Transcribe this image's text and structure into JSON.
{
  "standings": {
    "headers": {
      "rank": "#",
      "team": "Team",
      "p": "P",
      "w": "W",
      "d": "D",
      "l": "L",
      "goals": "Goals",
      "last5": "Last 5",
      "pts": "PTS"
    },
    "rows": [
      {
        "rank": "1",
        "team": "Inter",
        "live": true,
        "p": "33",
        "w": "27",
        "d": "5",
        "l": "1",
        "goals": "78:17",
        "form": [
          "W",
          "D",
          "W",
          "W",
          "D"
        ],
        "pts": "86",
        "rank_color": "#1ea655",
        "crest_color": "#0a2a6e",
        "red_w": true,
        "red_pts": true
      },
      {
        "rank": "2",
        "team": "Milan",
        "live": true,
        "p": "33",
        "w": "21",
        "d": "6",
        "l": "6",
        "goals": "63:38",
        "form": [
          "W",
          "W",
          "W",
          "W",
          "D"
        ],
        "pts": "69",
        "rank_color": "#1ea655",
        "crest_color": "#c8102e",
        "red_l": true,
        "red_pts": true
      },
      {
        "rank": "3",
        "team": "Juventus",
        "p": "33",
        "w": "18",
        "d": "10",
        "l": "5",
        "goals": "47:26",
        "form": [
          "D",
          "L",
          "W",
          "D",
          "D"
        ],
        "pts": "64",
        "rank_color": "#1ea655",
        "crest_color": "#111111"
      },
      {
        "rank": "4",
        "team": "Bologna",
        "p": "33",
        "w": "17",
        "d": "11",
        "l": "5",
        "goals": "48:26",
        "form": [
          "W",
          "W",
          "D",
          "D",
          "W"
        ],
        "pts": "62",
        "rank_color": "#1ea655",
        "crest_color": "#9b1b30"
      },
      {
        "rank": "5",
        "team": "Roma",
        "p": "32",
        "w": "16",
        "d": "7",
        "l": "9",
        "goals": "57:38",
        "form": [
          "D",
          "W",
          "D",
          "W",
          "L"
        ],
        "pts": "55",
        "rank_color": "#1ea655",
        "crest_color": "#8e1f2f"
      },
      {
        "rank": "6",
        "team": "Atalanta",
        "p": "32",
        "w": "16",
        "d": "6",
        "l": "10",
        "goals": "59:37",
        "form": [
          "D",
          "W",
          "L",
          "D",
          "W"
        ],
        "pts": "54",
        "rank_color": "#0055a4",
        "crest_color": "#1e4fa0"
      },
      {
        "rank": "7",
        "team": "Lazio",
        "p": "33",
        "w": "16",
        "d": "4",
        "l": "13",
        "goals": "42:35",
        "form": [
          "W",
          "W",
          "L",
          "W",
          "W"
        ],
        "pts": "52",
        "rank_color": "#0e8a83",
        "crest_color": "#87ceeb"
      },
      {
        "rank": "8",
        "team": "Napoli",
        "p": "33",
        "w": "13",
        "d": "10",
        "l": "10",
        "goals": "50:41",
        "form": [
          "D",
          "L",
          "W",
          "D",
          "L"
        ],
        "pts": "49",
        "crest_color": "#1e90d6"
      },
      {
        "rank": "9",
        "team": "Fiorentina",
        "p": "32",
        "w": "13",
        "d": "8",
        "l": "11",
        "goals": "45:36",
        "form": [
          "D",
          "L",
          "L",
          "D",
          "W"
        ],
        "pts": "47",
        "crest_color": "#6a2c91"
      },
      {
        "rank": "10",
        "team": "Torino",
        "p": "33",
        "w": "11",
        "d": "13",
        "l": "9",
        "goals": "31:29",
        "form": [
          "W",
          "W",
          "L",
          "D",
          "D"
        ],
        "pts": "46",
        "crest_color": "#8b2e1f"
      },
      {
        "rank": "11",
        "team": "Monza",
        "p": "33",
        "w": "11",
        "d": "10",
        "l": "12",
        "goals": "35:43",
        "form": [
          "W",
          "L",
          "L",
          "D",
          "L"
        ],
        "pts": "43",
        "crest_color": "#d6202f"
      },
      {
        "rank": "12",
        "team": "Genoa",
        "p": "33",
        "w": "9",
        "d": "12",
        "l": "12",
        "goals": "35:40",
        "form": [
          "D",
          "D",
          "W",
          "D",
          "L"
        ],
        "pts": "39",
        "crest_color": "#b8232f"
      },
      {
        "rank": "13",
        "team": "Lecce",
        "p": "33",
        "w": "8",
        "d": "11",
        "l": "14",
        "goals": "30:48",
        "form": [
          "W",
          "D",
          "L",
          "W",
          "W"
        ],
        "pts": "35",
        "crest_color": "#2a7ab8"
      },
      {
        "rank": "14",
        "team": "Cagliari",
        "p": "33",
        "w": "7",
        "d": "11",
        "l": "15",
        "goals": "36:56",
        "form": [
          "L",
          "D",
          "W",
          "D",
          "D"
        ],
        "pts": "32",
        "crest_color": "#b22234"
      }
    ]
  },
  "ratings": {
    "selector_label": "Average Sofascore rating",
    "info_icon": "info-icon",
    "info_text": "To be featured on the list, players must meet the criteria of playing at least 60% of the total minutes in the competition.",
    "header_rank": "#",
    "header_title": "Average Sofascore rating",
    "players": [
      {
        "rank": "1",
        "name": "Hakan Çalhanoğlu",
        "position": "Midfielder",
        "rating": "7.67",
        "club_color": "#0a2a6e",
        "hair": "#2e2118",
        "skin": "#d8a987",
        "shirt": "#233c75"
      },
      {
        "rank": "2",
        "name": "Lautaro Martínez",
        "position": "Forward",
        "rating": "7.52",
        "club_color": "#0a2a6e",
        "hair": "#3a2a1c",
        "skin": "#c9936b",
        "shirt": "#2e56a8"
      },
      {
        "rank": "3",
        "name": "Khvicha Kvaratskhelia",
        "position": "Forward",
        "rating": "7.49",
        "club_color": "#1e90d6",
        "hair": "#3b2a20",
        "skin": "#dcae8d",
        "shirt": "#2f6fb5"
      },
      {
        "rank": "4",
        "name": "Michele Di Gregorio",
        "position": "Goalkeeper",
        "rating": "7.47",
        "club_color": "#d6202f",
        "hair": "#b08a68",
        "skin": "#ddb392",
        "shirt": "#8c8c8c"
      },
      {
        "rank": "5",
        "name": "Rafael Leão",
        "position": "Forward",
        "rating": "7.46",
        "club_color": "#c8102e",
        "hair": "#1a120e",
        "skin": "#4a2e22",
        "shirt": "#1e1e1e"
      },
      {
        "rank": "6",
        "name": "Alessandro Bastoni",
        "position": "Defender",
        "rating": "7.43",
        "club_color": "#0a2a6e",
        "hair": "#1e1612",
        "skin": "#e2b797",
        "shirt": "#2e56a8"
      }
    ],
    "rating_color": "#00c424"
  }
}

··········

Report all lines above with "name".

> [Answer to this task]
        "name": "Hakan Çalhanoğlu",
        "name": "Lautaro Martínez",
        "name": "Khvicha Kvaratskhelia",
        "name": "Michele Di Gregorio",
        "name": "Rafael Leão",
        "name": "Alessandro Bastoni",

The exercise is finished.